Teaching Fellowship Offers Science, Engineering, Technology and Math Grads an Opportunity to Share Their Passion with Young People
(NORTHRIDGE, Calif., Mar. 8th, 2011) ―
Cal State Northridge is looking for a few good men and women who have a passion for math or technology and also want to make a difference in the lives of young people.
The university is currently recruiting students for a National Science Foundation Teaching Fellowship Program that provides support and training for college graduates with undergraduate degrees in science, technology, engineering or mathematics who are interested in teaching.
“Our goal is to increase the number of people with teaching credentials who have a background in these areas and who are interested in working in high-need school districts,” said math professor Kellie Michele Evans, who is helping to coordinate the program. “There are people out there who have degrees in engineering, science, technology and math and also love working with kids. This is the perfect opportunity for them.”
The program involves a five-year commitment. The teaching fellows will earn single-subject mathematics teaching credentials and master’s degrees in mathematics education or mathematics and participate in professional development activities while teaching in high-need school districts. The fellows will receive stipends and/or salary supplements of up to $65,000 over the course of the five years.
Evans said the money for the program comes from federal stimulus funds and is designed to increase the caliber of middle and high school math teachers.

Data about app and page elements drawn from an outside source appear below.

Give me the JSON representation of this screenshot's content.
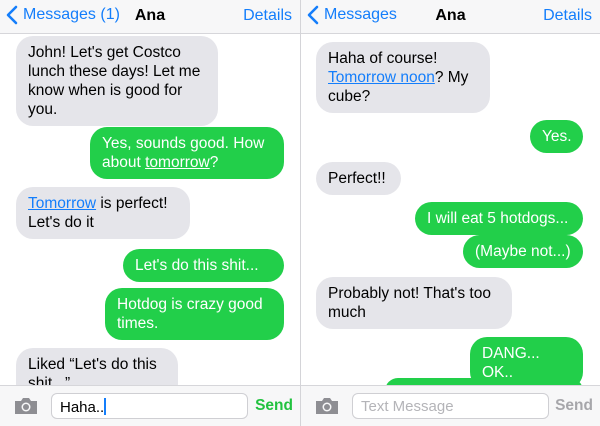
{
  "left": {
    "nav": {
      "back_label": "Messages (1)",
      "title": "Ana",
      "details_label": "Details"
    },
    "messages": [
      {
        "dir": "in",
        "text": "John! Let's get Costco lunch these days! Let me know when is good for you."
      },
      {
        "dir": "out",
        "before": "Yes, sounds good. How about ",
        "link": "tomorrow",
        "after": "?"
      },
      {
        "dir": "in",
        "link": "Tomorrow",
        "after": " is perfect! Let's do it"
      },
      {
        "dir": "out",
        "text": "Let's do this shit..."
      },
      {
        "dir": "out",
        "text": "Hotdog is crazy good times."
      },
      {
        "dir": "in",
        "text": "Liked “Let's do this shit...”"
      }
    ],
    "input": {
      "value": "Haha..",
      "placeholder": ""
    },
    "send_label": "Send"
  },
  "right": {
    "nav": {
      "back_label": "Messages",
      "title": "Ana",
      "details_label": "Details"
    },
    "messages": [
      {
        "dir": "in",
        "before": "Haha of course! ",
        "link": "Tomorrow noon",
        "after": "? My cube?"
      },
      {
        "dir": "out",
        "text": "Yes."
      },
      {
        "dir": "in",
        "text": "Perfect!!"
      },
      {
        "dir": "out",
        "text": "I will eat 5 hotdogs..."
      },
      {
        "dir": "out",
        "text": "(Maybe not...)"
      },
      {
        "dir": "in",
        "text": "Probably not! That's too much"
      },
      {
        "dir": "out",
        "text": "DANG... OK.."
      }
    ],
    "input": {
      "value": "",
      "placeholder": "Text Message"
    },
    "send_label": "Send"
  },
  "colors": {
    "accent": "#147efb",
    "outgoing": "#22cf4a",
    "incoming": "#e5e5ea"
  },
  "icons": {
    "back": "chevron-left-icon",
    "camera": "camera-icon"
  }
}
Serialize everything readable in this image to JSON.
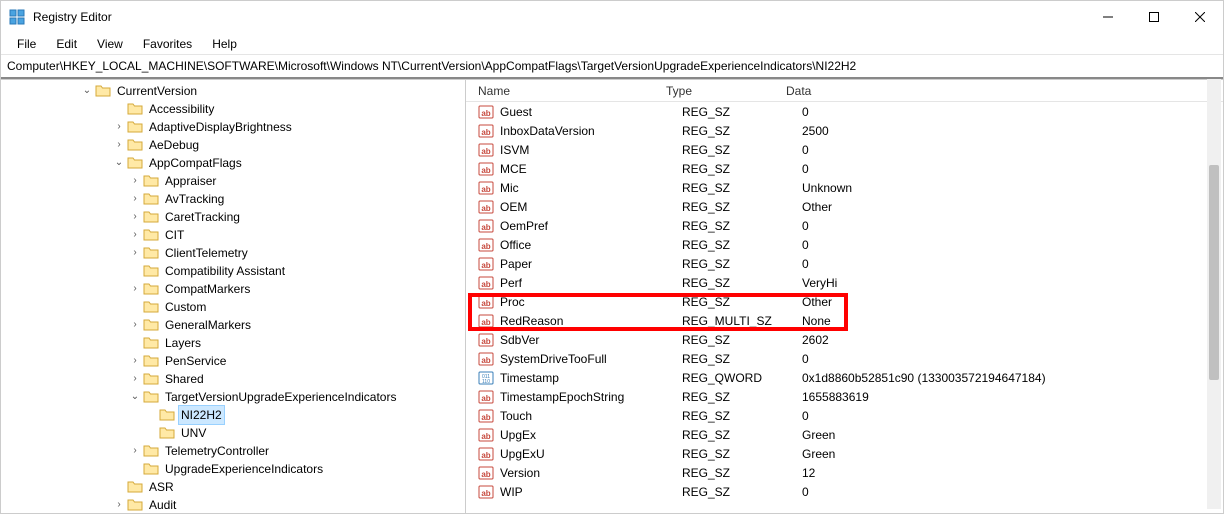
{
  "window": {
    "title": "Registry Editor"
  },
  "menu": {
    "file": "File",
    "edit": "Edit",
    "view": "View",
    "favorites": "Favorites",
    "help": "Help"
  },
  "address": "Computer\\HKEY_LOCAL_MACHINE\\SOFTWARE\\Microsoft\\Windows NT\\CurrentVersion\\AppCompatFlags\\TargetVersionUpgradeExperienceIndicators\\NI22H2",
  "tree": {
    "root_open": "CurrentVersion",
    "items": [
      {
        "label": "Accessibility",
        "depth": 1,
        "exp": ""
      },
      {
        "label": "AdaptiveDisplayBrightness",
        "depth": 1,
        "exp": ">"
      },
      {
        "label": "AeDebug",
        "depth": 1,
        "exp": ">"
      },
      {
        "label": "AppCompatFlags",
        "depth": 1,
        "exp": "v"
      },
      {
        "label": "Appraiser",
        "depth": 2,
        "exp": ">"
      },
      {
        "label": "AvTracking",
        "depth": 2,
        "exp": ">"
      },
      {
        "label": "CaretTracking",
        "depth": 2,
        "exp": ">"
      },
      {
        "label": "CIT",
        "depth": 2,
        "exp": ">"
      },
      {
        "label": "ClientTelemetry",
        "depth": 2,
        "exp": ">"
      },
      {
        "label": "Compatibility Assistant",
        "depth": 2,
        "exp": ""
      },
      {
        "label": "CompatMarkers",
        "depth": 2,
        "exp": ">"
      },
      {
        "label": "Custom",
        "depth": 2,
        "exp": ""
      },
      {
        "label": "GeneralMarkers",
        "depth": 2,
        "exp": ">"
      },
      {
        "label": "Layers",
        "depth": 2,
        "exp": ""
      },
      {
        "label": "PenService",
        "depth": 2,
        "exp": ">"
      },
      {
        "label": "Shared",
        "depth": 2,
        "exp": ">"
      },
      {
        "label": "TargetVersionUpgradeExperienceIndicators",
        "depth": 2,
        "exp": "v"
      },
      {
        "label": "NI22H2",
        "depth": 3,
        "exp": "",
        "selected": true
      },
      {
        "label": "UNV",
        "depth": 3,
        "exp": ""
      },
      {
        "label": "TelemetryController",
        "depth": 2,
        "exp": ">"
      },
      {
        "label": "UpgradeExperienceIndicators",
        "depth": 2,
        "exp": ""
      },
      {
        "label": "ASR",
        "depth": 1,
        "exp": ""
      },
      {
        "label": "Audit",
        "depth": 1,
        "exp": ">"
      }
    ]
  },
  "list": {
    "headers": {
      "name": "Name",
      "type": "Type",
      "data": "Data"
    },
    "rows": [
      {
        "name": "Guest",
        "type": "REG_SZ",
        "data": "0"
      },
      {
        "name": "InboxDataVersion",
        "type": "REG_SZ",
        "data": "2500"
      },
      {
        "name": "ISVM",
        "type": "REG_SZ",
        "data": "0"
      },
      {
        "name": "MCE",
        "type": "REG_SZ",
        "data": "0"
      },
      {
        "name": "Mic",
        "type": "REG_SZ",
        "data": "Unknown"
      },
      {
        "name": "OEM",
        "type": "REG_SZ",
        "data": "Other"
      },
      {
        "name": "OemPref",
        "type": "REG_SZ",
        "data": "0"
      },
      {
        "name": "Office",
        "type": "REG_SZ",
        "data": "0"
      },
      {
        "name": "Paper",
        "type": "REG_SZ",
        "data": "0"
      },
      {
        "name": "Perf",
        "type": "REG_SZ",
        "data": "VeryHi"
      },
      {
        "name": "Proc",
        "type": "REG_SZ",
        "data": "Other"
      },
      {
        "name": "RedReason",
        "type": "REG_MULTI_SZ",
        "data": "None",
        "highlight": true
      },
      {
        "name": "SdbVer",
        "type": "REG_SZ",
        "data": "2602"
      },
      {
        "name": "SystemDriveTooFull",
        "type": "REG_SZ",
        "data": "0"
      },
      {
        "name": "Timestamp",
        "type": "REG_QWORD",
        "data": "0x1d8860b52851c90 (133003572194647184)",
        "bin": true
      },
      {
        "name": "TimestampEpochString",
        "type": "REG_SZ",
        "data": "1655883619"
      },
      {
        "name": "Touch",
        "type": "REG_SZ",
        "data": "0"
      },
      {
        "name": "UpgEx",
        "type": "REG_SZ",
        "data": "Green"
      },
      {
        "name": "UpgExU",
        "type": "REG_SZ",
        "data": "Green"
      },
      {
        "name": "Version",
        "type": "REG_SZ",
        "data": "12"
      },
      {
        "name": "WIP",
        "type": "REG_SZ",
        "data": "0"
      }
    ]
  }
}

“People who have degrees in these fields can often get jobs that pay a lot of money, but don’t necessarily tap into their passions,” Evans said. “There are some people out there who think that if you’re good at science, math, engineering or technology, you shouldn’t ‘waste’ your talents teaching, even if you do love working with kids.
“But those are exactly the type of people you want teaching kids, people who are passionate about their field but also passionate about sharing what they know with young people,” she said. “A teacher like that can really open the door to the world of science and math for young people and get them excited about fields they think may not be open to them ”
Candidates for the teaching fellowship program must already hold an undergraduate degree in science, technology, engineering or mathematics, have passed the California Subject Examinations for Teachers (CSET) Mathematics Subject Matter Exam, Subtests I-III (or pass it in time to begin the program) and meet the admissions requirements for CSUN’s Single Subject Mathematics Credential Program and CSUN’s master’s degree programs in mathematics or in mathematics education.
Evans said the fellows are expected to earn their teaching credentials during the first year of the program and then will begin teaching while working on their master’s degrees. Throughout the five years, she said, they receive support in the form of professional development opportunities as well as mentoring from veteran teachers and Cal State Northridge faculty.
“We really need qualified teachers in the areas of math and science and we want to give these new teachers all the support we can so that they can succeed,” Evans said.
For more information about the CSUN NSF Teaching Fellowship Program, visit its website at http://www.csun.edu/~kme52026/csunsf.html.